  • 2013. “The Sound of Intensified Continuity.” The Oxford Handbook of New Audiovisual Aesthetics, John Richardson, Claudia Gorbman, and Carol Vernallis New York: Oxford University Press, 331-356.
  • 2008. “Ancillary Market — Recorded Music: Charting the Rise and Fall of the Soundtrack Album.” The Contemporary Hollywood Film Industry, Paul McDonald and Janet Wasko Malden, MA: Blackwell, 143-152.
  • 2008. “Music.” The Routledge Companion to Film and Philosophy, Carl Plantinga and Paisley Livingston New York: Routledge, 184-195.
  • 2005. “From Bond to Blank: “Live and Let Die’ in Grosse Pointe Blank.” Pop Fictions, Steve Lannin and Matthew Caley London: Intellect, 129-137.
  • 2002. “Popular Songs and Comic Allusion in Contemporary Cinema.” Soundtrack Available: Essays on Film and Popular Music, Arthur Knight and Pamela Robertson Durham: Duke University Press, 407-430.
  • 2000. “‘A Good Business Proposition’: Dalton Trumbo, Spartacus, and the End of the Blacklist.” Controlling Hollywood: On Movie Censorship, Matthew Bernstein New Brunswick: Rutgers University Press, 206-237.
  • 1999. “Movie Music as Moving Music: Emotion, Cognition, and the Film Score.” Passionate Views: Film, Cognition, and Emotion, Carl Plantinga and Greg Smith Baltimore: Johns Hopkins University Press, 146-167.


  • CA 552 – American Cinema Since 1970
  • CA 613 – History of the Hollywood Film Score
  • CA 613 – Film Sound: Theory and History
  • CA 613 – Film Noir

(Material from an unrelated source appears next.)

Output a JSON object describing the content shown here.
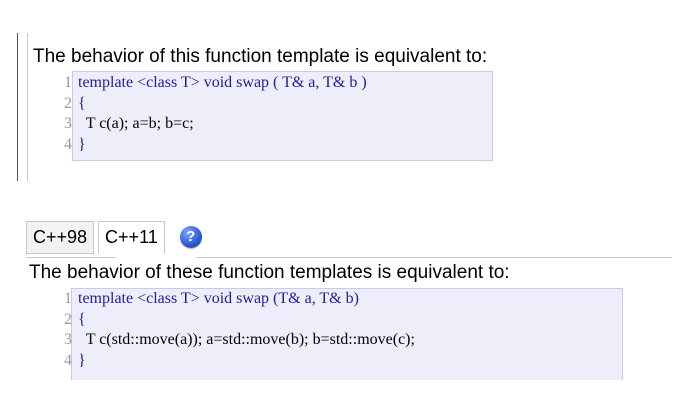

  • CA 665 – Contemporary Film Theory
  • CA 613 – The Coen Brothers and Their Influences
  • CA 664 – Classical Film Theory